Teaching without restraints: Dr. Sapio’s past teaching in Texas prison

Lili Hakimi

“Before I first walked into the facility, there was some degree of fear and uncertainty. I didn’t know what I was getting myself into. I remember getting ready to go to the first class, and one of my family members asking [if] my students [were] going to be in handcuffs. I didn’t know the answer to that question before I walked in,” Dr. Jennifer Sapio said. 

 Before coming to Redwood in 2021, Sapio, an English teacher, taught inmates at the Travis County Correctional Complex (TCCC), a prison in Texas. She was inspired to teach there due to her family’s past interactions with law enforcement.

“One of my sisters experienced a long struggle with opioid addiction, which I have been pretty open about sharing with my students and colleagues because it is a relevant issue that affects many people. My sister was incarcerated at [TCCC] and that’s how I became familiar with the location,” Sapio said.

Due to this conflict of interest, she was unable to participate in TCCC’s teaching program while her sister was incarcerated. However, following her sister’s release, Sapio began to teach there.

“After she was released, I felt compelled to give my time, energy and expertise in this place where so many other [people’s] family members were still incarcerated,” Sapio said.

Before coming to Redwood, Dr. Sapio taught inmates at the Travis County Correctional Complex. (Photo courtesy of Dr. Sapio)

Additionally, Sapio described her time teaching at the TCCC as one of her favorite teaching experiences. She explained how the best part about working at the prison was developing empathy and compassion through watching guests visit loved ones.

“Witnessing that with your own eyes and to feel deeply how so many families were being impacted [by incarceration] was really powerful,” Sapio said.

Junior Cece Wiener, who had Sapio as a teacher during her sophomore year, has observed her empathetic teaching style.

“She is willing to connect with her students on a personal level rather than just a teacher-student level. She really wants to be there for her students and support them in the best way she can,” Wiener said.

Mrs. Latourrette, a co-worker and friend of Sapio, says she is unique in the respect that she is a genuine, positive person.  

“She has this calming energy about her that has to do with patience. She’s a great listener. All those things make a huge impact in a classroom and on the students,” Latourrette said.

In terms of her students at TCCC, Sapio taught a variety of ages, from recent high school graduates to the elderly. However, for her, there was one student that stood out in particular. In her first class, the students were reading Fyodor Dostoyevsky’s novel “Crime and Punishment,” and at the end of the class, Sapio had an eye-opening conversation with this inmate.

“He drew comparisons between the character in the book and himself.
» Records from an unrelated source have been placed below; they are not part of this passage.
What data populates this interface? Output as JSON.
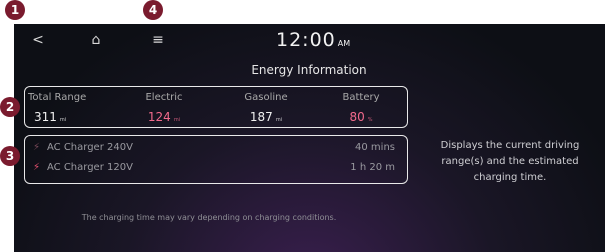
{
  "callouts": {
    "back": "1",
    "menu": "4",
    "range": "2",
    "charging": "3"
  },
  "topbar": {
    "back_icon": "<",
    "home_icon": "⌂",
    "menu_icon": "≡",
    "time": "12:00",
    "ampm": "AM"
  },
  "title": "Energy Information",
  "range": {
    "columns": [
      {
        "label": "Total Range",
        "value": "311",
        "unit": "mi"
      },
      {
        "label": "Electric",
        "value": "124",
        "unit": "mi"
      },
      {
        "label": "Gasoline",
        "value": "187",
        "unit": "mi"
      },
      {
        "label": "Battery",
        "value": "80",
        "unit": "%"
      }
    ]
  },
  "charging": {
    "rows": [
      {
        "name": "AC Charger 240V",
        "time": "40 mins"
      },
      {
        "name": "AC Charger 120V",
        "time": "1 h  20 m"
      }
    ]
  },
  "note": "The charging time may vary depending on charging conditions.",
  "description": "Displays the current driving range(s) and the estimated charging time.",
  "colors": {
    "accent": "#f26a8c",
    "callout": "#7a1b2e",
    "border": "#e9e9ea"
  }
}
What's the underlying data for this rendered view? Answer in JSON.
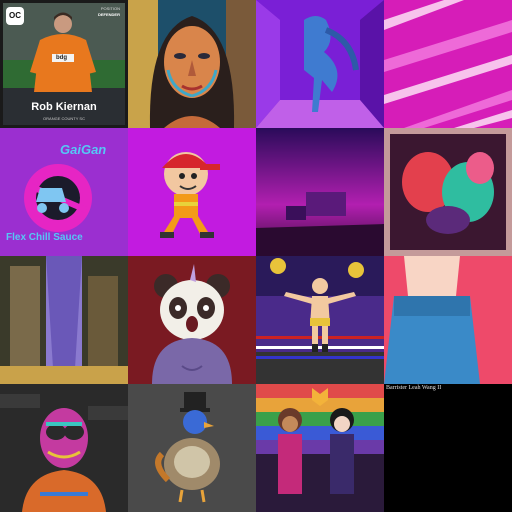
{
  "gallery": {
    "card": {
      "player_name": "Rob Kiernan",
      "team": "ORANGE COUNTY SC",
      "position_label": "POSITION",
      "position": "DEFENDER",
      "badge": "OC",
      "sponsor": "bdg"
    },
    "logo_tile": {
      "brand_top": "GaiGan",
      "brand_bottom": "Flex Chill Sauce"
    },
    "caption_tile": {
      "title": "Barrister Leah Wang II"
    }
  }
}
He had been arrested and charged with murder,” Sapio said. “My student said to me on the last day of class, ‘That’s my crime, and that’s my sentence, as well.’ That was the first time I had ever heard a student talk about their alleged crime.” 

For Sapio, this was a powerful moment because she had already developed a close relationship with this student throughout the course.

 “I’m so glad I got to know him in all of those ways for those weeks before he said that. It really broke down any kind of prejudice or stereotype I had in my mind around the challenges that we all face as humans, and the difference between those who are on the inside [of the prison] and those who are on the outside,” Sapio said.

While Sapio’s experience working in a prison was informative for her, she says our society still perpetuates harmful stigmas surrounding incarcerated people. 

“We can’t look at the stereotypes without also understanding the prison industrial complex, the history of incarceration and how inequitably the consequences are experienced by marginalized groups. Part of the stereotypes around incarceration are also stereotypes around race and social class. We have a lot of work to do to break those down,” Sapio said.

Located in Austin, Texas, the Travis County Correctional Complex houses inmates awaiting trial or sentencing. (Photo courtesy of Jay Janner at Austin-American Statesman)

Furthermore, Sapio explained how during her time teaching classes at TCCC she learned how similar the learning environment was across different ages, demographics and socio-economic statuses. 

“What brought us together was our curiosity and excitement to discuss material together. There was no physical barrier or restraint between us. We sat in a circle, had our books open and our pencils active, and we were doing all the work you would recognize from your English classes,” Sapio said. 

The similarity in learning environments from traditional teaching in a classroom setting to teaching at TCCC helped Sapio overall experience a shift in mindset; how important it is to equally regard the perspectives of all her students. 

“As a teacher, we say and hear things about the democracy of education and about honoring every voice in the room as a dignified human,” Sapio said. “We hear that, but it is a different thing to implement that every single day and to deeply believe and abide by it. [Because of TCCC] that switch has been flipped for me.”